Police departments may be liable for damages arising from car chases when emergency lights are not activated, the Colorado Supreme Court has ruled. The Denver Post says the decision yesterday preserves the lawsuit filed by Britt Tidwell, who says he suffered brain damage seven years ago in an auto accident caused by a Denver officer who did not turn on his lights and siren.
Tidwell was a passenger in a limousine that was hit by a car fleeing from police; the limo driver died and Tidwell, an Air Force veteran, was left paralyzed and brain damaged. The officer was tailing a suspected stolen car using only his yellow warning lights, not the red-and-blue emergency lights or his siren. The suspect car broadsided the limo at 60-70 mph after running a stop sign.
Tidwell contends that if the officer had turned on his siren or emergency lights, the limo driver would have at least let up on the accelerator and the accident probably would never have happened.
Even if the city loses the case, damages are capped at $150,000. Tidwell’s attorney says will do little to support Tidwell for the rest of his life.

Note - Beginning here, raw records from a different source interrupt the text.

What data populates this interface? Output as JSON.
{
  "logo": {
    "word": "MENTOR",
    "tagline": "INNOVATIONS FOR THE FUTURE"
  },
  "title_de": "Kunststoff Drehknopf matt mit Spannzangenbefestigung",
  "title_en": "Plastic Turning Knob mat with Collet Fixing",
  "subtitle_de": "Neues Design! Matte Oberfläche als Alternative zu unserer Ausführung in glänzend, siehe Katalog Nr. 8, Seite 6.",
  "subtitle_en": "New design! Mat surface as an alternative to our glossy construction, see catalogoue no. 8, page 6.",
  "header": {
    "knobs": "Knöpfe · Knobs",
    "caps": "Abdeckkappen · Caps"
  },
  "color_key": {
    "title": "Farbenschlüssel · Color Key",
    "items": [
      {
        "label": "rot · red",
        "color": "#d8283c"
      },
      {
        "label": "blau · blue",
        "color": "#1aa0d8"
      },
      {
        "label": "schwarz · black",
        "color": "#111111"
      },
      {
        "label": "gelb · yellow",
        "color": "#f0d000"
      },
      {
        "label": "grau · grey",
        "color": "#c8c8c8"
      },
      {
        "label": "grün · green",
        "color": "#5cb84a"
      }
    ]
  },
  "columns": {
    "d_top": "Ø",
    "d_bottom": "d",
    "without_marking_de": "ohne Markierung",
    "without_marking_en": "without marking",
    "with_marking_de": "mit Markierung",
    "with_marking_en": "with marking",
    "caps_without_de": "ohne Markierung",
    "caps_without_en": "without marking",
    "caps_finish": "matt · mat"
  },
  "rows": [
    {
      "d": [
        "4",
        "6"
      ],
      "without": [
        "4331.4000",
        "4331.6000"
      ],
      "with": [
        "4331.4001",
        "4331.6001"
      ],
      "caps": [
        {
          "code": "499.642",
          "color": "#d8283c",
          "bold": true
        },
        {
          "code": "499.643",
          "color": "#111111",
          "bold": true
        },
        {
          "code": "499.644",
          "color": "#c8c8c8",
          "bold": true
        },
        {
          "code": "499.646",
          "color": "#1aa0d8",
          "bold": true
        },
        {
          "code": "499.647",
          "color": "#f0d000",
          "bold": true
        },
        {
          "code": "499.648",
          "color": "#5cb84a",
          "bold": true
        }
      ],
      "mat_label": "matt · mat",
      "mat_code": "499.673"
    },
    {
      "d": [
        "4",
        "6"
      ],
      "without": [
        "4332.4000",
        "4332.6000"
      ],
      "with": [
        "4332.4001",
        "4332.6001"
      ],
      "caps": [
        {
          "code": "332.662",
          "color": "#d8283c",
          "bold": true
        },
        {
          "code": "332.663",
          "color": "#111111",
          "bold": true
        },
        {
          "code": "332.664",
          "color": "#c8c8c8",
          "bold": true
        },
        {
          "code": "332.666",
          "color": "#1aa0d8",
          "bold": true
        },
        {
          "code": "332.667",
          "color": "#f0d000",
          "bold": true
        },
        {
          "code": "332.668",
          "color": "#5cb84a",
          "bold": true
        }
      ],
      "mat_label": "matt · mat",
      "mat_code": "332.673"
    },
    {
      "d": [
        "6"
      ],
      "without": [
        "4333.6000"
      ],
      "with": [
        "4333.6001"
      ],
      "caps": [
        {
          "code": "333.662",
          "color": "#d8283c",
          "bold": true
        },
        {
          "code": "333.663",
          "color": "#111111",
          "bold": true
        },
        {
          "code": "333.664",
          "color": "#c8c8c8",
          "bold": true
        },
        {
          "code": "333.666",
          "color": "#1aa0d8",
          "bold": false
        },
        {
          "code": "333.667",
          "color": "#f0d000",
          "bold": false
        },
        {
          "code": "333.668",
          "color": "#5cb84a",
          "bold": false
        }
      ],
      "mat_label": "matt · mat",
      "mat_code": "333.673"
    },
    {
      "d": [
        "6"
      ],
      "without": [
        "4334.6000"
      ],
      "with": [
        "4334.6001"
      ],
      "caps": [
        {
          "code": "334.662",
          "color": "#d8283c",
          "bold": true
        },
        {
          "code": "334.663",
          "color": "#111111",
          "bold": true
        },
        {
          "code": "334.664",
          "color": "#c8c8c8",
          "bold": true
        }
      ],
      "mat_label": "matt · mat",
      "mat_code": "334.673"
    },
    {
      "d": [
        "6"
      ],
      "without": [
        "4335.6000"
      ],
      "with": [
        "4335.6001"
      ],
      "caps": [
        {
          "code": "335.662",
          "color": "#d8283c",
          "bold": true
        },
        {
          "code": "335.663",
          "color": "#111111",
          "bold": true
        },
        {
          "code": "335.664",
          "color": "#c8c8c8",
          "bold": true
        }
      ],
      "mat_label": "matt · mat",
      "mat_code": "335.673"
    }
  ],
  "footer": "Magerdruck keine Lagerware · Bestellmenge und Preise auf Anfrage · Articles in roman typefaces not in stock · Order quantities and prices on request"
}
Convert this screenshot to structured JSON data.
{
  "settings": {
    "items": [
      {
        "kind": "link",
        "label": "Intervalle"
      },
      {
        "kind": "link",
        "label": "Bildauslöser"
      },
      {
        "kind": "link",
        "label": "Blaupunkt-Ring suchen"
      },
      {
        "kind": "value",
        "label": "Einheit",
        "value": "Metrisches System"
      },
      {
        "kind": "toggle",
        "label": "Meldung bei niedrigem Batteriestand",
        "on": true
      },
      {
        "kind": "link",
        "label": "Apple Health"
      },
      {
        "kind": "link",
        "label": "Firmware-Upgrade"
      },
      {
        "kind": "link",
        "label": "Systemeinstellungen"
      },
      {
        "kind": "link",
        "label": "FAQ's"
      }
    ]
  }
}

The Supreme Court ruled that an officer must activate his car’s lights and siren to fall under the emergency-vehicle exception, which protects police and other emergency vehicles from liability in line-of-duty crashes.